> [Aim of the task] Copy each line below as it stands, but skip any picture it contains.

★ ★ ★ ★ ★ ★ ★

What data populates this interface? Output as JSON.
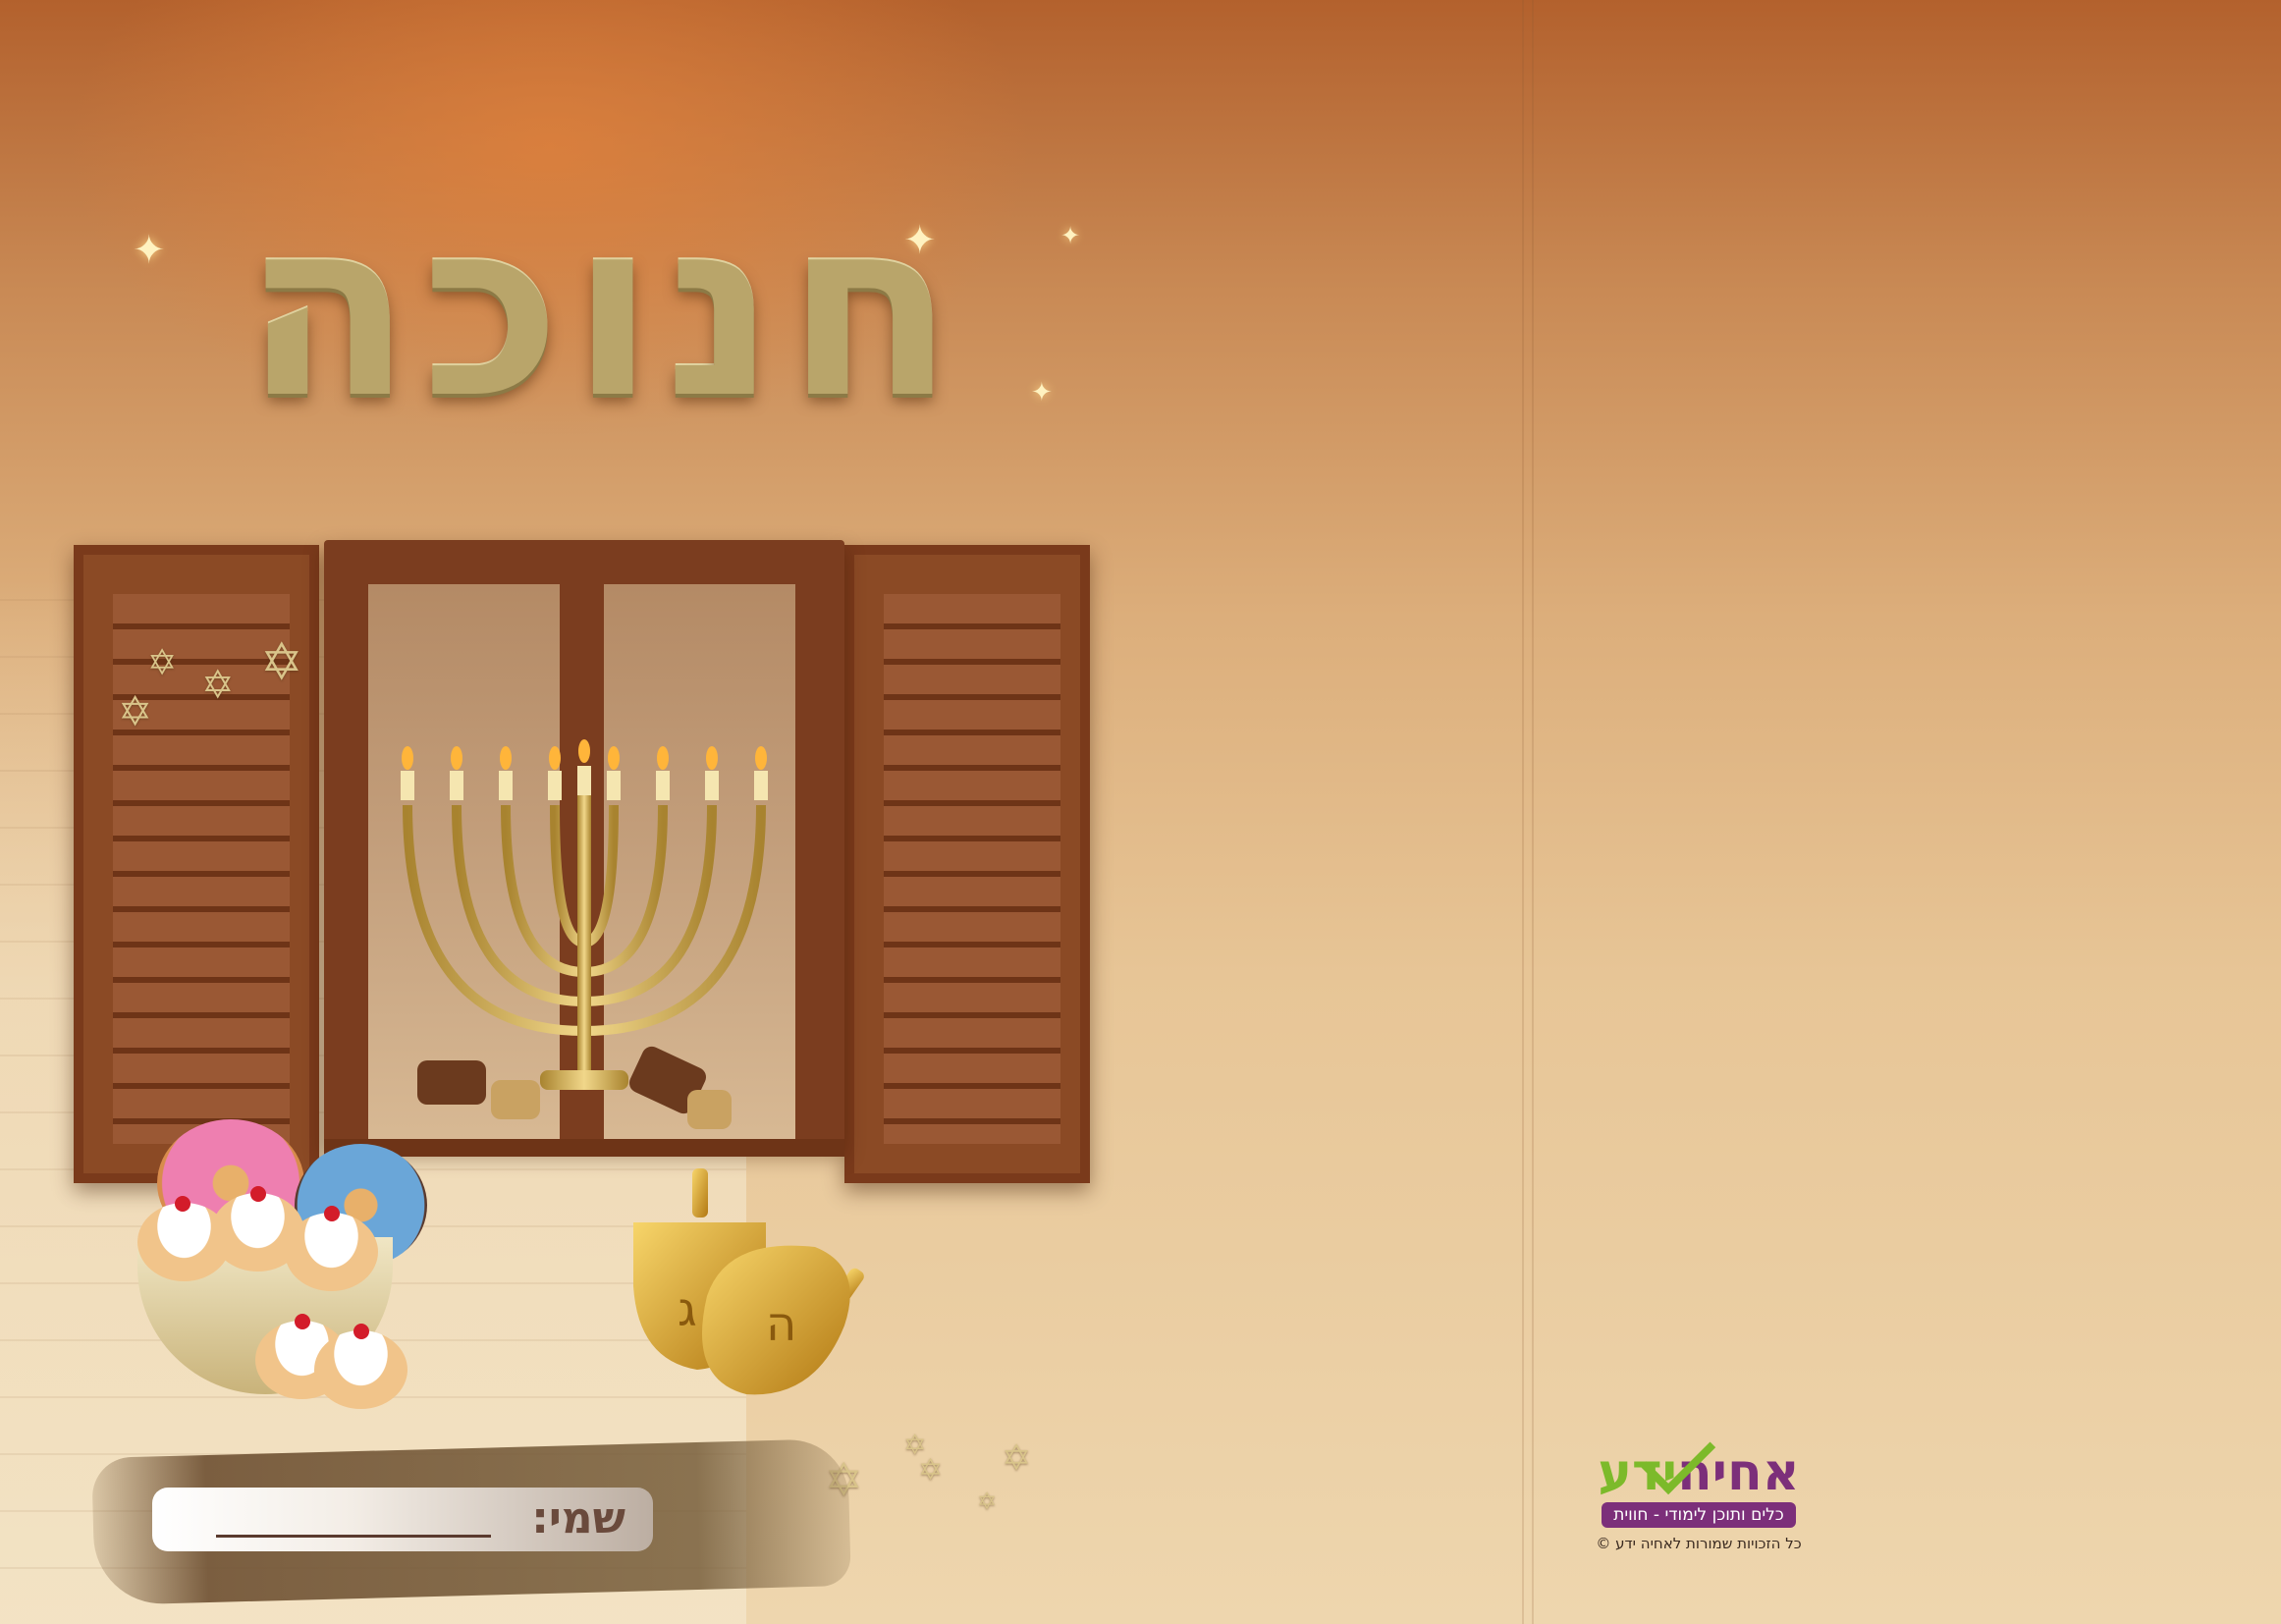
{
  "title": "חנוכה",
  "name_field": {
    "label": "שמי:"
  },
  "logo": {
    "brand_part1": "אחיה",
    "brand_part2": "ידע",
    "tagline": "כלים ותוכן לימודי - חווית",
    "copyright": "כל הזכויות שמורות לאחיה ידע ©"
  },
  "dreidel_letters": [
    "ג",
    "ה"
  ],
  "icons": [
    "menorah-icon",
    "window-icon",
    "shutter-icon",
    "dreidel-icon",
    "sufganiya-icon",
    "donut-icon",
    "star-of-david-icon",
    "sparkle-icon"
  ],
  "colors": {
    "title_gold": "#b9a56a",
    "wood_brown": "#8b4a25",
    "logo_purple": "#7c2f7a",
    "logo_green": "#7cba2a"
  }
}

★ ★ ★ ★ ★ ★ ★

> [Final answer]
What data populates this interface? Output as JSON.
{
  "title": "חנוכה",
  "name_field": {
    "label": "שמי:"
  },
  "logo": {
    "brand_part1": "אחיה",
    "brand_part2": "ידע",
    "tagline": "כלים ותוכן לימודי - חווית",
    "copyright": "כל הזכויות שמורות לאחיה ידע ©"
  },
  "dreidel_letters": [
    "ג",
    "ה"
  ],
  "icons": [
    "menorah-icon",
    "window-icon",
    "shutter-icon",
    "dreidel-icon",
    "sufganiya-icon",
    "donut-icon",
    "star-of-david-icon",
    "sparkle-icon"
  ],
  "colors": {
    "title_gold": "#b9a56a",
    "wood_brown": "#8b4a25",
    "logo_purple": "#7c2f7a",
    "logo_green": "#7cba2a"
  }
}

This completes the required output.